Dataset rows describing interfaces:
»»
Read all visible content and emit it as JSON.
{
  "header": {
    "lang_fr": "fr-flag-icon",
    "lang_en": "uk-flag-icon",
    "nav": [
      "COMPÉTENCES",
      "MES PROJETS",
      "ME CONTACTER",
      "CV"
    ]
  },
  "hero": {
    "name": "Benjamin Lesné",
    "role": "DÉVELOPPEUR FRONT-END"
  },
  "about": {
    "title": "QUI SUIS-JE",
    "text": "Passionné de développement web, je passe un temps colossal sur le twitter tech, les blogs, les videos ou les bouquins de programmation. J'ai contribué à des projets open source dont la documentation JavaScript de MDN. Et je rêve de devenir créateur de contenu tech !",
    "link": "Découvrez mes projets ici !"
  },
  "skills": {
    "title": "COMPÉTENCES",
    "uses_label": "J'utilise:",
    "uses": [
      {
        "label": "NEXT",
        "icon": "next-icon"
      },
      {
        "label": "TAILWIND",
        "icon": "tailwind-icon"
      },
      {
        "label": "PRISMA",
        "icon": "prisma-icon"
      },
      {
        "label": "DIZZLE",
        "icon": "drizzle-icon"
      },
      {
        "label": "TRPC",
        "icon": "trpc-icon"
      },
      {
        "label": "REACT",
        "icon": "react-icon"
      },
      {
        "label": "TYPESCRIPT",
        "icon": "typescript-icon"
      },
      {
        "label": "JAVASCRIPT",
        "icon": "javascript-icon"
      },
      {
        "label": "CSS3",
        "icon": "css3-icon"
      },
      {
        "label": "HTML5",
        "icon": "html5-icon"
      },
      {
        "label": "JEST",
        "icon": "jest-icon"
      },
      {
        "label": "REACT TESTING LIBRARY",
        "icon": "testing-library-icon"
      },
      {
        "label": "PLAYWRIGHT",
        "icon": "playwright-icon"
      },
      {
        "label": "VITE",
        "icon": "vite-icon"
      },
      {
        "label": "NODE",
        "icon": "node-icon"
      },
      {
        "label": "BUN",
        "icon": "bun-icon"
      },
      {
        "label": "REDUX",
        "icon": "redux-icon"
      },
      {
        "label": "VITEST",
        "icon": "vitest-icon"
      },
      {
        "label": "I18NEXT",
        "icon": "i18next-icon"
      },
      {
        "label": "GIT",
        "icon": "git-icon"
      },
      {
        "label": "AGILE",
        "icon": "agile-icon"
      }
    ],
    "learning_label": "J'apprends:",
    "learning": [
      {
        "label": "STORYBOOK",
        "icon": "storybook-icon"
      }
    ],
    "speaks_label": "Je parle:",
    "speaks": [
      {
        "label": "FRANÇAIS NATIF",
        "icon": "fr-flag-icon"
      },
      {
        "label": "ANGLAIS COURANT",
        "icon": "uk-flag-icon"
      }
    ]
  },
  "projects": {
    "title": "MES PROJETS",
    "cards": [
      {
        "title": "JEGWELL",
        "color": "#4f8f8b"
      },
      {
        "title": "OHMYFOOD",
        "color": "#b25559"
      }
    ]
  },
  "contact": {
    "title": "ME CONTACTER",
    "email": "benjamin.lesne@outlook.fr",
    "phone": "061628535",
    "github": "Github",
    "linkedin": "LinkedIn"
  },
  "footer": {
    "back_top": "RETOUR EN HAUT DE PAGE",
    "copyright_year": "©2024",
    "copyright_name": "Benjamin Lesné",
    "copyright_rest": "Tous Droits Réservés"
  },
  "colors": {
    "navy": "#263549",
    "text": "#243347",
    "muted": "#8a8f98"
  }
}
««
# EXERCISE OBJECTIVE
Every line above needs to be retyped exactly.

# OUTPUT FOR THIS EXERCISE
Read all visible content and emit it as JSON.
{
  "header": {
    "lang_fr": "fr-flag-icon",
    "lang_en": "uk-flag-icon",
    "nav": [
      "COMPÉTENCES",
      "MES PROJETS",
      "ME CONTACTER",
      "CV"
    ]
  },
  "hero": {
    "name": "Benjamin Lesné",
    "role": "DÉVELOPPEUR FRONT-END"
  },
  "about": {
    "title": "QUI SUIS-JE",
    "text": "Passionné de développement web, je passe un temps colossal sur le twitter tech, les blogs, les videos ou les bouquins de programmation. J'ai contribué à des projets open source dont la documentation JavaScript de MDN. Et je rêve de devenir créateur de contenu tech !",
    "link": "Découvrez mes projets ici !"
  },
  "skills": {
    "title": "COMPÉTENCES",
    "uses_label": "J'utilise:",
    "uses": [
      {
        "label": "NEXT",
        "icon": "next-icon"
      },
      {
        "label": "TAILWIND",
        "icon": "tailwind-icon"
      },
      {
        "label": "PRISMA",
        "icon": "prisma-icon"
      },
      {
        "label": "DIZZLE",
        "icon": "drizzle-icon"
      },
      {
        "label": "TRPC",
        "icon": "trpc-icon"
      },
      {
        "label": "REACT",
        "icon": "react-icon"
      },
      {
        "label": "TYPESCRIPT",
        "icon": "typescript-icon"
      },
      {
        "label": "JAVASCRIPT",
        "icon": "javascript-icon"
      },
      {
        "label": "CSS3",
        "icon": "css3-icon"
      },
      {
        "label": "HTML5",
        "icon": "html5-icon"
      },
      {
        "label": "JEST",
        "icon": "jest-icon"
      },
      {
        "label": "REACT TESTING LIBRARY",
        "icon": "testing-library-icon"
      },
      {
        "label": "PLAYWRIGHT",
        "icon": "playwright-icon"
      },
      {
        "label": "VITE",
        "icon": "vite-icon"
      },
      {
        "label": "NODE",
        "icon": "node-icon"
      },
      {
        "label": "BUN",
        "icon": "bun-icon"
      },
      {
        "label": "REDUX",
        "icon": "redux-icon"
      },
      {
        "label": "VITEST",
        "icon": "vitest-icon"
      },
      {
        "label": "I18NEXT",
        "icon": "i18next-icon"
      },
      {
        "label": "GIT",
        "icon": "git-icon"
      },
      {
        "label": "AGILE",
        "icon": "agile-icon"
      }
    ],
    "learning_label": "J'apprends:",
    "learning": [
      {
        "label": "STORYBOOK",
        "icon": "storybook-icon"
      }
    ],
    "speaks_label": "Je parle:",
    "speaks": [
      {
        "label": "FRANÇAIS NATIF",
        "icon": "fr-flag-icon"
      },
      {
        "label": "ANGLAIS COURANT",
        "icon": "uk-flag-icon"
      }
    ]
  },
  "projects": {
    "title": "MES PROJETS",
    "cards": [
      {
        "title": "JEGWELL",
        "color": "#4f8f8b"
      },
      {
        "title": "OHMYFOOD",
        "color": "#b25559"
      }
    ]
  },
  "contact": {
    "title": "ME CONTACTER",
    "email": "benjamin.lesne@outlook.fr",
    "phone": "061628535",
    "github": "Github",
    "linkedin": "LinkedIn"
  },
  "footer": {
    "back_top": "RETOUR EN HAUT DE PAGE",
    "copyright_year": "©2024",
    "copyright_name": "Benjamin Lesné",
    "copyright_rest": "Tous Droits Réservés"
  },
  "colors": {
    "navy": "#263549",
    "text": "#243347",
    "muted": "#8a8f98"
  }
}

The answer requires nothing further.